> _Directions for this task_
Give back the entire listing that follows, exactly.

#####

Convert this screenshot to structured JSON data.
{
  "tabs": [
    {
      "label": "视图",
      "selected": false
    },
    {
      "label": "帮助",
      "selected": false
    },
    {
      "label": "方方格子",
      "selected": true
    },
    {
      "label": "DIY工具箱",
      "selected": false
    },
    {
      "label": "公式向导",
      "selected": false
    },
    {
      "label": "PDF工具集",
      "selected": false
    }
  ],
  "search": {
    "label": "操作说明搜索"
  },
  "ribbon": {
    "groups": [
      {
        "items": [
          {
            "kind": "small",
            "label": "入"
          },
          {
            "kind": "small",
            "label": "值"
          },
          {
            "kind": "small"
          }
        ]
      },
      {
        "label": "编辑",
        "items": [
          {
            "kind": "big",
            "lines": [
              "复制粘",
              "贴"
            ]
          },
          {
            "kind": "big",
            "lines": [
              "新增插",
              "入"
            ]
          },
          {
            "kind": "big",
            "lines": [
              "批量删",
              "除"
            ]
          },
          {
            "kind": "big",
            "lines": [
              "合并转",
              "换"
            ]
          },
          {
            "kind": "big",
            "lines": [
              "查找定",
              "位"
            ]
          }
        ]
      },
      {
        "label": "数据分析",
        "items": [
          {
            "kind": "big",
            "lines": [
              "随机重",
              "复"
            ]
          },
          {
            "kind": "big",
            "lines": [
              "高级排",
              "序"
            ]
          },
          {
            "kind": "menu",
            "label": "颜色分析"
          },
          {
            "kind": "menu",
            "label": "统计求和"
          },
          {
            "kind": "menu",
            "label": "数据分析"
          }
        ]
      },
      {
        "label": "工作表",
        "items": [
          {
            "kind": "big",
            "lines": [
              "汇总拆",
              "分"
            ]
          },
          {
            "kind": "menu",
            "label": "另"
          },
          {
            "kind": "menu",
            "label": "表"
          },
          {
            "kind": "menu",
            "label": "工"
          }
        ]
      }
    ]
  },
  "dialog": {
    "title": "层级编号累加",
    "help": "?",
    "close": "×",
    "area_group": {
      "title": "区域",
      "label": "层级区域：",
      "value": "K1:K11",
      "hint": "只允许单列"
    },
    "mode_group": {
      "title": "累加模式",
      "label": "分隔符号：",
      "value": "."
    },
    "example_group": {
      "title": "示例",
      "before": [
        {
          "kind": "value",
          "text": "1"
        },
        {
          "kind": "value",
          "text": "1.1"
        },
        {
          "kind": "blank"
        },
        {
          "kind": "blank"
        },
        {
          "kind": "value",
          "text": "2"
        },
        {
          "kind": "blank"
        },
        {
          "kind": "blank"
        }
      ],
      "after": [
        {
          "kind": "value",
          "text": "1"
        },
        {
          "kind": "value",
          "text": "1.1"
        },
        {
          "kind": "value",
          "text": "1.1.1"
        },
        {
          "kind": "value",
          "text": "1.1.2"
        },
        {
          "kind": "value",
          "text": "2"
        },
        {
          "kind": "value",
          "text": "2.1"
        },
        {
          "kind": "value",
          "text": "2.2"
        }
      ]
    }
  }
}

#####

> _Task response_
Convert this screenshot to structured JSON data.
{
  "tabs": [
    {
      "label": "视图",
      "selected": false
    },
    {
      "label": "帮助",
      "selected": false
    },
    {
      "label": "方方格子",
      "selected": true
    },
    {
      "label": "DIY工具箱",
      "selected": false
    },
    {
      "label": "公式向导",
      "selected": false
    },
    {
      "label": "PDF工具集",
      "selected": false
    }
  ],
  "search": {
    "label": "操作说明搜索"
  },
  "ribbon": {
    "groups": [
      {
        "items": [
          {
            "kind": "small",
            "label": "入"
          },
          {
            "kind": "small",
            "label": "值"
          },
          {
            "kind": "small"
          }
        ]
      },
      {
        "label": "编辑",
        "items": [
          {
            "kind": "big",
            "lines": [
              "复制粘",
              "贴"
            ]
          },
          {
            "kind": "big",
            "lines": [
              "新增插",
              "入"
            ]
          },
          {
            "kind": "big",
            "lines": [
              "批量删",
              "除"
            ]
          },
          {
            "kind": "big",
            "lines": [
              "合并转",
              "换"
            ]
          },
          {
            "kind": "big",
            "lines": [
              "查找定",
              "位"
            ]
          }
        ]
      },
      {
        "label": "数据分析",
        "items": [
          {
            "kind": "big",
            "lines": [
              "随机重",
              "复"
            ]
          },
          {
            "kind": "big",
            "lines": [
              "高级排",
              "序"
            ]
          },
          {
            "kind": "menu",
            "label": "颜色分析"
          },
          {
            "kind": "menu",
            "label": "统计求和"
          },
          {
            "kind": "menu",
            "label": "数据分析"
          }
        ]
      },
      {
        "label": "工作表",
        "items": [
          {
            "kind": "big",
            "lines": [
              "汇总拆",
              "分"
            ]
          },
          {
            "kind": "menu",
            "label": "另"
          },
          {
            "kind": "menu",
            "label": "表"
          },
          {
            "kind": "menu",
            "label": "工"
          }
        ]
      }
    ]
  },
  "dialog": {
    "title": "层级编号累加",
    "help": "?",
    "close": "×",
    "area_group": {
      "title": "区域",
      "label": "层级区域：",
      "value": "K1:K11",
      "hint": "只允许单列"
    },
    "mode_group": {
      "title": "累加模式",
      "label": "分隔符号：",
      "value": "."
    },
    "example_group": {
      "title": "示例",
      "before": [
        {
          "kind": "value",
          "text": "1"
        },
        {
          "kind": "value",
          "text": "1.1"
        },
        {
          "kind": "blank"
        },
        {
          "kind": "blank"
        },
        {
          "kind": "value",
          "text": "2"
        },
        {
          "kind": "blank"
        },
        {
          "kind": "blank"
        }
      ],
      "after": [
        {
          "kind": "value",
          "text": "1"
        },
        {
          "kind": "value",
          "text": "1.1"
        },
        {
          "kind": "value",
          "text": "1.1.1"
        },
        {
          "kind": "value",
          "text": "1.1.2"
        },
        {
          "kind": "value",
          "text": "2"
        },
        {
          "kind": "value",
          "text": "2.1"
        },
        {
          "kind": "value",
          "text": "2.2"
        }
      ]
    }
  }
}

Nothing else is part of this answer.